Tip: Don’t buy a short-term medical insurance plan if you want to remain eligible for HIPAA plans (which are targeted to people with pre-existing medical conditions who’d otherwise have trouble getting health insurance); buying a short-term plan makes you ineligible for HIPAA plans.

Buy group insurance from a membership organization

If you belong to an organization that offers group health insurance to its members – such as AARP or your college alumni association – this is often a good option if you don't have employer-provided coverage and aren’t eligible for a publicly funded program.

Cost: Because group health insurance pools the risk among its many members, it's usually cheaper than buying an individual or family policy.

Pros:

  • Lower premiums
  • Often includes some organizational support, similar to what you'd get through an employer
  • Might not require a medical exam
  • Might not exclude pre-existing conditions

Cons:

  • Still expensive
  • May require a medical exam
  • May exclude pre-existing conditions

How to get started:
Make a list of the organizations you already belong to – unions, professional organizations, your college alumni association – and ask them if they offer group health insurance. Also try an online search, using the terms "membership organizations," "membership organization group health insurance benefits," or similar terms.
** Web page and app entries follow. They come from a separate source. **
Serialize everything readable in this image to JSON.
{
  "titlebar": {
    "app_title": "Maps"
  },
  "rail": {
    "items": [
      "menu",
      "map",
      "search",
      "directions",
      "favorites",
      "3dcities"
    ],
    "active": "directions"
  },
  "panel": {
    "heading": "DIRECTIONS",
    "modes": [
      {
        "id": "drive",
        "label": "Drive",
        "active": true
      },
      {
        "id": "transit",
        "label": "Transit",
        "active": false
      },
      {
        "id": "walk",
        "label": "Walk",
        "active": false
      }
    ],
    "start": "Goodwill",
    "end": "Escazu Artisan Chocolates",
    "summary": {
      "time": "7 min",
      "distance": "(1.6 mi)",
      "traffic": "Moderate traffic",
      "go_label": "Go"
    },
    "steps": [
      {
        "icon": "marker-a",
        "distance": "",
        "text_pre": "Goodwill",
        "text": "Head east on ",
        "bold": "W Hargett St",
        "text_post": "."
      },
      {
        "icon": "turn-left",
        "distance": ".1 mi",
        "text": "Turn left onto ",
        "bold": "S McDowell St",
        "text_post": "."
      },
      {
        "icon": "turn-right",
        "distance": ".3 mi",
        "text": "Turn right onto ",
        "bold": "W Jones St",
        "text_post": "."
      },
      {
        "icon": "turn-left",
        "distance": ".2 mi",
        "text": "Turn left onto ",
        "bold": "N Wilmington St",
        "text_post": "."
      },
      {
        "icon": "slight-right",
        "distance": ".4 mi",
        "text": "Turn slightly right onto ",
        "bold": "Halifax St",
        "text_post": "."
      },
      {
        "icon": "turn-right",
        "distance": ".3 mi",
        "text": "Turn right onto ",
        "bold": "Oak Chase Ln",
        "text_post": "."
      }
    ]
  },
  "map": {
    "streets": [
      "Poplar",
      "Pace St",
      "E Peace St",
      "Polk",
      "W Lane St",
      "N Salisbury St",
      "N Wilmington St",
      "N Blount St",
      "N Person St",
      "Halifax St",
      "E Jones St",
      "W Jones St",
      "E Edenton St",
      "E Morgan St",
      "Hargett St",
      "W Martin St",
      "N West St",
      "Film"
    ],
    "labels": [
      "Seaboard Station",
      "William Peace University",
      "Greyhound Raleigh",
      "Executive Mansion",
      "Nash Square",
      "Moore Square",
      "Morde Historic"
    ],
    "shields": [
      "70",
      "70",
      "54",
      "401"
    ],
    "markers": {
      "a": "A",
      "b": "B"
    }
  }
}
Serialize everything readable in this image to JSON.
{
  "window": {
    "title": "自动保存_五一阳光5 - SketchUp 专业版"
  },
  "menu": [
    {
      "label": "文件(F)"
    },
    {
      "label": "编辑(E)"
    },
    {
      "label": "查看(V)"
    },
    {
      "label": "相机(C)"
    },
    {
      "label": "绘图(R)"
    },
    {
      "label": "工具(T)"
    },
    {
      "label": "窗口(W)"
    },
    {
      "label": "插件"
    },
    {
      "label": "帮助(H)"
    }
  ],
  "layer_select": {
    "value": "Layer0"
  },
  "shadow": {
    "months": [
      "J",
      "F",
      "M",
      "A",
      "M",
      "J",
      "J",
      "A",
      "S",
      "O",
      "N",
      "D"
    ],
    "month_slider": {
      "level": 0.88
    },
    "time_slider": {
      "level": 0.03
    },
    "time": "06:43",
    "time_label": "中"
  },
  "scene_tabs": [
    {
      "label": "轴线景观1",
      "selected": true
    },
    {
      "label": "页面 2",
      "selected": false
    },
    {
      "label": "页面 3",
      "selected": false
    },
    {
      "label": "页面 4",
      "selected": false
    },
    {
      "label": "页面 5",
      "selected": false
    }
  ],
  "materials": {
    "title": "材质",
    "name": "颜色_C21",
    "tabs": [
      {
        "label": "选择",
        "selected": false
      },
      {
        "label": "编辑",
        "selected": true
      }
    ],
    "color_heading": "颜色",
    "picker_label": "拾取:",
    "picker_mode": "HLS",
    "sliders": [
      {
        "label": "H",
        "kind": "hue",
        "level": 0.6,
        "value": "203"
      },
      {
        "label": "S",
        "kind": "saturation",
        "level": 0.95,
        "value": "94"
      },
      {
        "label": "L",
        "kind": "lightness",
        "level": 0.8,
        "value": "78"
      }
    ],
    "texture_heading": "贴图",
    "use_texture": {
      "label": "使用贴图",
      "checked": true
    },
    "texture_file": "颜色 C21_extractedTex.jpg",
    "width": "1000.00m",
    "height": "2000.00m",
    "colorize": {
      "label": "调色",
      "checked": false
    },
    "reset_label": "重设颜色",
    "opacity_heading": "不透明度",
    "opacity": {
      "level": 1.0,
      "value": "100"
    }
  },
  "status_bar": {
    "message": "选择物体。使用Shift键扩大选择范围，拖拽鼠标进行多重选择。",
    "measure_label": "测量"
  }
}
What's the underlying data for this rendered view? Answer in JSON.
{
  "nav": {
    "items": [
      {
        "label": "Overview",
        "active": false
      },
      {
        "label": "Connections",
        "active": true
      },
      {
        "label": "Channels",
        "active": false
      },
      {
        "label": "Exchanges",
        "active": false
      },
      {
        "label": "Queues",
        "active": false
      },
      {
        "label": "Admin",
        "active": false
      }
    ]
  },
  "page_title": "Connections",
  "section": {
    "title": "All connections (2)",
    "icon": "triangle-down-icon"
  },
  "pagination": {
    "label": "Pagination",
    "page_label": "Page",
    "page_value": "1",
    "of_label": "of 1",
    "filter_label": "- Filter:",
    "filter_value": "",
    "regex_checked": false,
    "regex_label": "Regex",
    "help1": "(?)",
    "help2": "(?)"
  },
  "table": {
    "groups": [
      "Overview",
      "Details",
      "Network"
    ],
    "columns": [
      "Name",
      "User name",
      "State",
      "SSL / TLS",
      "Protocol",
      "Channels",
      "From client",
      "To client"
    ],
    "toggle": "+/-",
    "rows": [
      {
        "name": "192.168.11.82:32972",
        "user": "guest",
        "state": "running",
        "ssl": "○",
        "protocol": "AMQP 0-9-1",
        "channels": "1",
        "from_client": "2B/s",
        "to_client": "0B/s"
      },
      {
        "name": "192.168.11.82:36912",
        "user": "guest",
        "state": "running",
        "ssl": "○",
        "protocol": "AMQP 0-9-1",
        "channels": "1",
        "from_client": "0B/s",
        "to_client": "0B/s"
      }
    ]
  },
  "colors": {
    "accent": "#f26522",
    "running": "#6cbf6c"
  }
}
Click on any results that you're interested in or think you might be eligible to join and then search deeper on the individual sites for membership benefits.

Tip: Be sure to compare both the rates of various group health plans and the cost of membership (there's often an annual fee).